Exercise description> Find the string "ability" in the data, and copy out each line that has it.

___ Dataset entries ___

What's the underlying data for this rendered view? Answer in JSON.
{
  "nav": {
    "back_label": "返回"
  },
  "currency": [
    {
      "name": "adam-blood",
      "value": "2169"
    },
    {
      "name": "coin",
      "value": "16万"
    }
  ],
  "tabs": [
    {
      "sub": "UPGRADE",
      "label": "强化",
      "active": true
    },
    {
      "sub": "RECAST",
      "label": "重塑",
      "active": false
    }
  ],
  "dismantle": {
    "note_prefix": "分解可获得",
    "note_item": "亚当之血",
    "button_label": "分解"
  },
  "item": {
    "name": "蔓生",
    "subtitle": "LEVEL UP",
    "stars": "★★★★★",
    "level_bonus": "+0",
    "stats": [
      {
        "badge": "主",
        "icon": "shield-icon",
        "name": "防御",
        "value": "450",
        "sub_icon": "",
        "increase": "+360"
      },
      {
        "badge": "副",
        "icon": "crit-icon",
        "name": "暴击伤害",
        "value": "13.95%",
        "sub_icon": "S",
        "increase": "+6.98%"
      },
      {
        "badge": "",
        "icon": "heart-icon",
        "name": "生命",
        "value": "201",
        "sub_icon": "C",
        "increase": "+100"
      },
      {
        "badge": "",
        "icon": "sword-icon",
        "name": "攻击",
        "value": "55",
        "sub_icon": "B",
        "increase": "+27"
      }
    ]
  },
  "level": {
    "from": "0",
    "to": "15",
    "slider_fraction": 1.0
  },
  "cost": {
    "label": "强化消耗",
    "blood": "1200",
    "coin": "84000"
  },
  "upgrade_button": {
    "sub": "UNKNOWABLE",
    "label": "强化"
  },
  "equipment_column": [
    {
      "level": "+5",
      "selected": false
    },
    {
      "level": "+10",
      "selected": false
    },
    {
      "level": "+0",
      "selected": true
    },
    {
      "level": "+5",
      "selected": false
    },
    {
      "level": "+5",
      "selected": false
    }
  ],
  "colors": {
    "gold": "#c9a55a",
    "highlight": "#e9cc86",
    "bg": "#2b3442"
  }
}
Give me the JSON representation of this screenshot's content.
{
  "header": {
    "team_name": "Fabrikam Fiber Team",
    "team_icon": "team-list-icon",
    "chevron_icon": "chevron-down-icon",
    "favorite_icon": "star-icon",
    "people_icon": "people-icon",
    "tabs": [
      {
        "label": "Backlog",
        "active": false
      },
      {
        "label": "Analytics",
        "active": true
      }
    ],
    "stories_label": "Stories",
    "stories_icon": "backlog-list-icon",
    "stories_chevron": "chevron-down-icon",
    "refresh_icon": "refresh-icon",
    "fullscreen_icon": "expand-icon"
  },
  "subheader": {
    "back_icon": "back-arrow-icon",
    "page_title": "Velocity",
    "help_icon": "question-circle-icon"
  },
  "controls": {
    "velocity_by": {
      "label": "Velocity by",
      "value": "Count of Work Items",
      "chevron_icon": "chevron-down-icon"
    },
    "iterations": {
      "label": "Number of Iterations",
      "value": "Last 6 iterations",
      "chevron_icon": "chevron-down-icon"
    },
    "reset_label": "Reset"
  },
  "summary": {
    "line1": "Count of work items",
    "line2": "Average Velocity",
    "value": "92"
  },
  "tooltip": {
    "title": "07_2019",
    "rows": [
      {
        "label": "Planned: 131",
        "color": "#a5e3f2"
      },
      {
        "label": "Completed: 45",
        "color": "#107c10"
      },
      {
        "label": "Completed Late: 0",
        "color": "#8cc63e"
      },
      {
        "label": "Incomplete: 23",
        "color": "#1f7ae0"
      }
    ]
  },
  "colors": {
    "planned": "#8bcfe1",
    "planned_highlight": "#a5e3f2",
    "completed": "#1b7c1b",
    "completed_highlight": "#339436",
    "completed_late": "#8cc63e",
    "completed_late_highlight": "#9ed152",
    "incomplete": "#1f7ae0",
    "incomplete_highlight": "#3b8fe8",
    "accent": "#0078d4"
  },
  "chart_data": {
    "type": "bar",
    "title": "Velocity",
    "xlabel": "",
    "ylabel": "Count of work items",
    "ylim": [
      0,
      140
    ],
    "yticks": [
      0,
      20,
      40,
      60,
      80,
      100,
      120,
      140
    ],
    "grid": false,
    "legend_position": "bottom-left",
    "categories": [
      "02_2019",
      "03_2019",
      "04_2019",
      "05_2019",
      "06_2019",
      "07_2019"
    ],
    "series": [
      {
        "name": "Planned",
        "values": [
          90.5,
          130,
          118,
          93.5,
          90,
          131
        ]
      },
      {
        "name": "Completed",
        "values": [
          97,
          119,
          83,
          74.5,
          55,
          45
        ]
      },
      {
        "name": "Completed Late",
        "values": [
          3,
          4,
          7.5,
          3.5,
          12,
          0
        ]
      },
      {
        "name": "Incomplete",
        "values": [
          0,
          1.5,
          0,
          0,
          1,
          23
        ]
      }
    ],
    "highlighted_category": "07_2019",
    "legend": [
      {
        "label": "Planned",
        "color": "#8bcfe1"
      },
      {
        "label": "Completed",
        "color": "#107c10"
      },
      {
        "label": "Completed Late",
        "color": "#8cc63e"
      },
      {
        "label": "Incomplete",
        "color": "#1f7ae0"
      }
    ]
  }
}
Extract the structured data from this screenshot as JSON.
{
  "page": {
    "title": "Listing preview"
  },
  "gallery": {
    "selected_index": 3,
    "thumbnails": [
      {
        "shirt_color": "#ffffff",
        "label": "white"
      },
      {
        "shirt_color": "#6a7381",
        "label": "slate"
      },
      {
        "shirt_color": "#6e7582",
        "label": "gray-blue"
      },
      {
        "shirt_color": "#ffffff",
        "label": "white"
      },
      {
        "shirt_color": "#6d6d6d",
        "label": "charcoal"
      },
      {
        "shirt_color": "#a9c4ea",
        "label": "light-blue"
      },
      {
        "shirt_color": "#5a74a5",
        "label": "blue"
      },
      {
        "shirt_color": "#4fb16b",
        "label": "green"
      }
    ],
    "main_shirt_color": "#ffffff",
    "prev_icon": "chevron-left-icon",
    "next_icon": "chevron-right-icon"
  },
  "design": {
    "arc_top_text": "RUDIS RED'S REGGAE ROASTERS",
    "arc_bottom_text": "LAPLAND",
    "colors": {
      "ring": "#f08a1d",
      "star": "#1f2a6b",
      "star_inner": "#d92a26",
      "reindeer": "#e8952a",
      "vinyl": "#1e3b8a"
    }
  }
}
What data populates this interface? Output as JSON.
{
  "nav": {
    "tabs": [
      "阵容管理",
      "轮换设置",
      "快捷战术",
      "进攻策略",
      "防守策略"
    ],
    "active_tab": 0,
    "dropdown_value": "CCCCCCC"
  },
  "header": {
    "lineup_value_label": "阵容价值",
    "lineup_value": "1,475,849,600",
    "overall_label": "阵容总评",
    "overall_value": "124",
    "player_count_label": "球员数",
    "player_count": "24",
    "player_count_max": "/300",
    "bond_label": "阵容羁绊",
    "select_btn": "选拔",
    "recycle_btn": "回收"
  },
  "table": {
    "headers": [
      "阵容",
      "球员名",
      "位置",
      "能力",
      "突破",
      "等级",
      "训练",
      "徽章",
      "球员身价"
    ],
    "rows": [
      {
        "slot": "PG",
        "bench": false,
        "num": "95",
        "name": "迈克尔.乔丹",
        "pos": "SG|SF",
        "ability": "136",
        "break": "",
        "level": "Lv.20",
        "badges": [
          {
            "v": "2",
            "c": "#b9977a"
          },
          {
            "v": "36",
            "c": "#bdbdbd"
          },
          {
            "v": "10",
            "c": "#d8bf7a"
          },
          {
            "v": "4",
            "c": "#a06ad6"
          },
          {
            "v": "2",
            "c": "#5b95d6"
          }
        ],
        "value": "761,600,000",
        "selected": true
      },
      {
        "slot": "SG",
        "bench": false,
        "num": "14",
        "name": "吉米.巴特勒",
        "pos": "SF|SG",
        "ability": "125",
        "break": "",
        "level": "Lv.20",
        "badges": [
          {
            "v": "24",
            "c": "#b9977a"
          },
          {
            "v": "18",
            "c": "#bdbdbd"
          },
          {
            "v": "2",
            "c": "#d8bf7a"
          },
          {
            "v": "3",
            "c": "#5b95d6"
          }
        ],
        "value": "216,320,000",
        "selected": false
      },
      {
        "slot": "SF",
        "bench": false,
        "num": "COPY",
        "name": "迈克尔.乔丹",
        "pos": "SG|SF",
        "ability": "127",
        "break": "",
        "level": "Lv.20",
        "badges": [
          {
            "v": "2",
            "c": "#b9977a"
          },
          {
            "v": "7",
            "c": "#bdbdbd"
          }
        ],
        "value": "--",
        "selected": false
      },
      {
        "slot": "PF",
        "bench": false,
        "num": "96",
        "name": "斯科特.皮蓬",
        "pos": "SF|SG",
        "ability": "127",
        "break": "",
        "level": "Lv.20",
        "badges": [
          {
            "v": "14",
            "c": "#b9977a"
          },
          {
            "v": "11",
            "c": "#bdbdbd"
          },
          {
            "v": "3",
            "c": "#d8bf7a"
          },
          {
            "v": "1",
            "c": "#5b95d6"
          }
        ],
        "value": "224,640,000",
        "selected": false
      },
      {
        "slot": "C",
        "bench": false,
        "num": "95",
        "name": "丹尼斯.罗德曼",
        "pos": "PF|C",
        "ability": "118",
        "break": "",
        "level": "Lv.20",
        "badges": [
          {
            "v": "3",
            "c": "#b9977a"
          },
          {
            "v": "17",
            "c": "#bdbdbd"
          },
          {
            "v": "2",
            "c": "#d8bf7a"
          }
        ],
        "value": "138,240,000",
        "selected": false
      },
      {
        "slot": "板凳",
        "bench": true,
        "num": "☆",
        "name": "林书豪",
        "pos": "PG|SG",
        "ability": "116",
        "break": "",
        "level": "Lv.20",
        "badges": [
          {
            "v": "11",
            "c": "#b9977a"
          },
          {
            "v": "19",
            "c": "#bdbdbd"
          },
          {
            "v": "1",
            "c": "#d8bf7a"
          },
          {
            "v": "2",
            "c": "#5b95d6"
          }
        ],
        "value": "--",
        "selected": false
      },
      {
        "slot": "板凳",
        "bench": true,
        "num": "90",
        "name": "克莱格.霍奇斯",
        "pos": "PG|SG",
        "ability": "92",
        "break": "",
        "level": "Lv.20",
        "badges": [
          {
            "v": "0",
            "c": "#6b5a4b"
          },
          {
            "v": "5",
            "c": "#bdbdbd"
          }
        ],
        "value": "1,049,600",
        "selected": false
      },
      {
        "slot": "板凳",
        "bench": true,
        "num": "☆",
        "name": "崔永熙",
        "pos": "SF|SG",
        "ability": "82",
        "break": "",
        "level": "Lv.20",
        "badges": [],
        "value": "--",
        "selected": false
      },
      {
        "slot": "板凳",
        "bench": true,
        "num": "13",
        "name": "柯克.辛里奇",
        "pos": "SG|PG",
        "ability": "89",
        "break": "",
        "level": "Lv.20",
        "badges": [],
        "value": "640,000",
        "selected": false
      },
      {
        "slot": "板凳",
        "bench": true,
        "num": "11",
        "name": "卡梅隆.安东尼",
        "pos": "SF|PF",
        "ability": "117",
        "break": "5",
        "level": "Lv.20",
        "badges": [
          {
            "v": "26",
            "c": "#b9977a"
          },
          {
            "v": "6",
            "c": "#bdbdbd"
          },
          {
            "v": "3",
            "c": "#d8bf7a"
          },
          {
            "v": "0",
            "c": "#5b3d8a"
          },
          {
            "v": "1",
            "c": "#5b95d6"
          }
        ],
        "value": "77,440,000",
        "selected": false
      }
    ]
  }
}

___

Solution to the exercise>
        "ability": "136",
        "ability": "125",
        "ability": "127",
        "ability": "127",
        "ability": "118",
        "ability": "116",
        "ability": "92",
        "ability": "82",
        "ability": "89",
        "ability": "117",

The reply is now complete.